Officials with US Aviation held a public town hall meeting Tuesday to give an update on its bid for a contract for initial flight training for U.S. Air Force pilots. Officials said the flight school will be placing its bid for the contract, which would return military training to North Texas Regional Airport— Perrin Field, by June 30.


Here is a look at the contract, by the numbers:


$250 million - $290 million: The estimated value of the contract with the U.S. Air Force and Department of Defense for initial flight training over the course of 10 years. US Aviation Vice President Mark Taylor said the final value of the contract will be determined by the number of students who go through the 30- to 60-day program.


1,500-1,950: The number of students that will go through the program each year. The average class size is expected to range from 130 to 210 students.


$25 million - $32 million: The estimated economic investment US Aviation will be making for the program. This includes the costs of 50 to 60 new aircraft and the construction of a 200 room dormitory to house the trainee pilots.

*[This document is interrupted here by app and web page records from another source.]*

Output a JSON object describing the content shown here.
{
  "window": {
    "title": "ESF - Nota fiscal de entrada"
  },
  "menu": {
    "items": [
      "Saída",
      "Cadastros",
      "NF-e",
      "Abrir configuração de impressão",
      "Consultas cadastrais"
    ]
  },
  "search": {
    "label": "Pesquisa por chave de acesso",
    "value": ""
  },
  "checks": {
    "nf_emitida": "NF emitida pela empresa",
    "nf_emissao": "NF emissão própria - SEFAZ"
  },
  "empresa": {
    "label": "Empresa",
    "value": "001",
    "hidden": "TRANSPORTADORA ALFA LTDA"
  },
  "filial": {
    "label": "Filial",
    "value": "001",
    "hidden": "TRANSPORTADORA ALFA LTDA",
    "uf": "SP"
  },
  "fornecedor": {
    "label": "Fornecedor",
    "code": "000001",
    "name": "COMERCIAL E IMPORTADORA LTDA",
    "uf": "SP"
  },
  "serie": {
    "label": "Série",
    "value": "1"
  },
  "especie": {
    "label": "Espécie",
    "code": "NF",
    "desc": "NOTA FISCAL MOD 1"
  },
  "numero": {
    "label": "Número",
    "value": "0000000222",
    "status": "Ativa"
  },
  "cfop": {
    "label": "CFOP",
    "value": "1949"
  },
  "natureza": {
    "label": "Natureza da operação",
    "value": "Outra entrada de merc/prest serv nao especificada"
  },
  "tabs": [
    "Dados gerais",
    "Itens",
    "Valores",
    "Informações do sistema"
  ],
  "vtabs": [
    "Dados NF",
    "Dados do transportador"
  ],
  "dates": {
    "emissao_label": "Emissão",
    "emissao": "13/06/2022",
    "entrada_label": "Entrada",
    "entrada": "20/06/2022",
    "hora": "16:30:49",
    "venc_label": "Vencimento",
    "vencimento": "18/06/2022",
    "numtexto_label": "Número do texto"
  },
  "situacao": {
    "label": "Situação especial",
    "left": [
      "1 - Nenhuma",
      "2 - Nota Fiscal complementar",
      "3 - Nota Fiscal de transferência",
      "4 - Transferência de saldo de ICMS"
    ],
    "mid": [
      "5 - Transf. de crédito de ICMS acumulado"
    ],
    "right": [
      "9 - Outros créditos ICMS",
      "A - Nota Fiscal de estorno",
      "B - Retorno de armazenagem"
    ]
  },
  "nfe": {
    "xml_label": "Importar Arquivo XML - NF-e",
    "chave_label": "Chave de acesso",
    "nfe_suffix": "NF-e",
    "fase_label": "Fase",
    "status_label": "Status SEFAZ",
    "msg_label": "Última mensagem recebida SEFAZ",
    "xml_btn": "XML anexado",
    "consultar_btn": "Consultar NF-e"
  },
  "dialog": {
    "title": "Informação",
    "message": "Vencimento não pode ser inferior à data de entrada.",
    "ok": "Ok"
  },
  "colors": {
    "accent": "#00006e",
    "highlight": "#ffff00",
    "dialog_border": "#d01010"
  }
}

10: The number of years for the contract.


120-160: The number of full-time-equivalent jobs that will be created by the program. Many of these positions, including 50 new flight instructors starting at $50 an hour and 15 mechanics starting at $30 an hour, will come with above average wages, Taylor said.


40,000: The estimated number of additional flight hours that will be generated at NTRA through the contract each year. This would result from an estimated 50,000 operations conducted at the airport. Taylor said this extra activity could help NTRA secure funding from the Federal Aviation Administration for its control tower operations.


18 months: The time US Aviation will have to prepare for service once the contract is awarded. Taylor said it could take the Department of Defence six months to decide the winner of the contract, and appeals could take an additional six months.